> RECORDS SUPPLIED
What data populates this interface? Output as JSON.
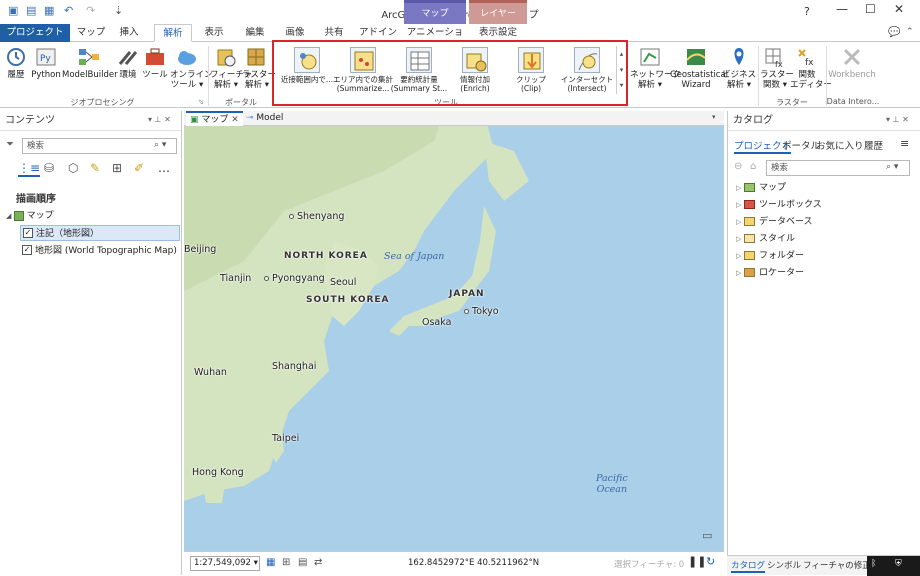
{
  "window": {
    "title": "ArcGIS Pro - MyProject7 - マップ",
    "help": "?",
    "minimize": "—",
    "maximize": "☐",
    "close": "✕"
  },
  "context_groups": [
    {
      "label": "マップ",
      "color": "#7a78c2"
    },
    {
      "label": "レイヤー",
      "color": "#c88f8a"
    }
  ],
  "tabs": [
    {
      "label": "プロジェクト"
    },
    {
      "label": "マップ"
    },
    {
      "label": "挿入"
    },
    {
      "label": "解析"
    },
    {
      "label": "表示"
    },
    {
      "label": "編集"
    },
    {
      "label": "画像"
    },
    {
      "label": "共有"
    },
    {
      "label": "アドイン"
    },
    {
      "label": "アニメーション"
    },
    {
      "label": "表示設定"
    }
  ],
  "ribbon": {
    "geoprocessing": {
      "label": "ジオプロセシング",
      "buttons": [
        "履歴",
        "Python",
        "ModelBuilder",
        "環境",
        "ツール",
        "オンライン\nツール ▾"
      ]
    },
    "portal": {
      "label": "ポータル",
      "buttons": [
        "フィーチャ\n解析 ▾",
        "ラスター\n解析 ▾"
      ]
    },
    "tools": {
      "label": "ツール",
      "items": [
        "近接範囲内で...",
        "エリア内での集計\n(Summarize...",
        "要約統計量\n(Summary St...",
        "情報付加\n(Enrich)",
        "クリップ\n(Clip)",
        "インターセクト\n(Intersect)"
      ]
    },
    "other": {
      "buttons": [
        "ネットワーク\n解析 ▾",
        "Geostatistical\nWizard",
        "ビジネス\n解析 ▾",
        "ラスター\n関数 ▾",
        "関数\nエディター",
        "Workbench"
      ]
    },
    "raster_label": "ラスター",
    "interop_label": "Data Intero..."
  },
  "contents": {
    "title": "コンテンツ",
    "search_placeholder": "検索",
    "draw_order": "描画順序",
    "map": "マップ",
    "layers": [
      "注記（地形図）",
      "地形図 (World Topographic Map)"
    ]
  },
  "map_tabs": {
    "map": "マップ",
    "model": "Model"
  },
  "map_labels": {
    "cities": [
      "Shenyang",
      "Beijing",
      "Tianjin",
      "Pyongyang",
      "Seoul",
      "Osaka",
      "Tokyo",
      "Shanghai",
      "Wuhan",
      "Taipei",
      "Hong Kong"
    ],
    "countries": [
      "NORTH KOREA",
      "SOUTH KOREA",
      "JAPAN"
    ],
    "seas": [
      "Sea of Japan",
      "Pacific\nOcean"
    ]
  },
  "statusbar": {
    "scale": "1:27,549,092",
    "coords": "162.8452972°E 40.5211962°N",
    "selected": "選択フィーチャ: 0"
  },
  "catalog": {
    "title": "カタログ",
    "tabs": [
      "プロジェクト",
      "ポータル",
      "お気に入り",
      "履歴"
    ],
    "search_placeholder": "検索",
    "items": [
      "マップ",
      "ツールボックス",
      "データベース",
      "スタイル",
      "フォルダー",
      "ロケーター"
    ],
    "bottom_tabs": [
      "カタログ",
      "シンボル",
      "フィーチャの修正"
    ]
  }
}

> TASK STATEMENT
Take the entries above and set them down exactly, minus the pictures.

> WRITTEN ANSWER
What data populates this interface? Output as JSON.
{
  "window": {
    "title": "ArcGIS Pro - MyProject7 - マップ",
    "help": "?",
    "minimize": "—",
    "maximize": "☐",
    "close": "✕"
  },
  "context_groups": [
    {
      "label": "マップ",
      "color": "#7a78c2"
    },
    {
      "label": "レイヤー",
      "color": "#c88f8a"
    }
  ],
  "tabs": [
    {
      "label": "プロジェクト"
    },
    {
      "label": "マップ"
    },
    {
      "label": "挿入"
    },
    {
      "label": "解析"
    },
    {
      "label": "表示"
    },
    {
      "label": "編集"
    },
    {
      "label": "画像"
    },
    {
      "label": "共有"
    },
    {
      "label": "アドイン"
    },
    {
      "label": "アニメーション"
    },
    {
      "label": "表示設定"
    }
  ],
  "ribbon": {
    "geoprocessing": {
      "label": "ジオプロセシング",
      "buttons": [
        "履歴",
        "Python",
        "ModelBuilder",
        "環境",
        "ツール",
        "オンライン\nツール ▾"
      ]
    },
    "portal": {
      "label": "ポータル",
      "buttons": [
        "フィーチャ\n解析 ▾",
        "ラスター\n解析 ▾"
      ]
    },
    "tools": {
      "label": "ツール",
      "items": [
        "近接範囲内で...",
        "エリア内での集計\n(Summarize...",
        "要約統計量\n(Summary St...",
        "情報付加\n(Enrich)",
        "クリップ\n(Clip)",
        "インターセクト\n(Intersect)"
      ]
    },
    "other": {
      "buttons": [
        "ネットワーク\n解析 ▾",
        "Geostatistical\nWizard",
        "ビジネス\n解析 ▾",
        "ラスター\n関数 ▾",
        "関数\nエディター",
        "Workbench"
      ]
    },
    "raster_label": "ラスター",
    "interop_label": "Data Intero..."
  },
  "contents": {
    "title": "コンテンツ",
    "search_placeholder": "検索",
    "draw_order": "描画順序",
    "map": "マップ",
    "layers": [
      "注記（地形図）",
      "地形図 (World Topographic Map)"
    ]
  },
  "map_tabs": {
    "map": "マップ",
    "model": "Model"
  },
  "map_labels": {
    "cities": [
      "Shenyang",
      "Beijing",
      "Tianjin",
      "Pyongyang",
      "Seoul",
      "Osaka",
      "Tokyo",
      "Shanghai",
      "Wuhan",
      "Taipei",
      "Hong Kong"
    ],
    "countries": [
      "NORTH KOREA",
      "SOUTH KOREA",
      "JAPAN"
    ],
    "seas": [
      "Sea of Japan",
      "Pacific\nOcean"
    ]
  },
  "statusbar": {
    "scale": "1:27,549,092",
    "coords": "162.8452972°E 40.5211962°N",
    "selected": "選択フィーチャ: 0"
  },
  "catalog": {
    "title": "カタログ",
    "tabs": [
      "プロジェクト",
      "ポータル",
      "お気に入り",
      "履歴"
    ],
    "search_placeholder": "検索",
    "items": [
      "マップ",
      "ツールボックス",
      "データベース",
      "スタイル",
      "フォルダー",
      "ロケーター"
    ],
    "bottom_tabs": [
      "カタログ",
      "シンボル",
      "フィーチャの修正"
    ]
  }
}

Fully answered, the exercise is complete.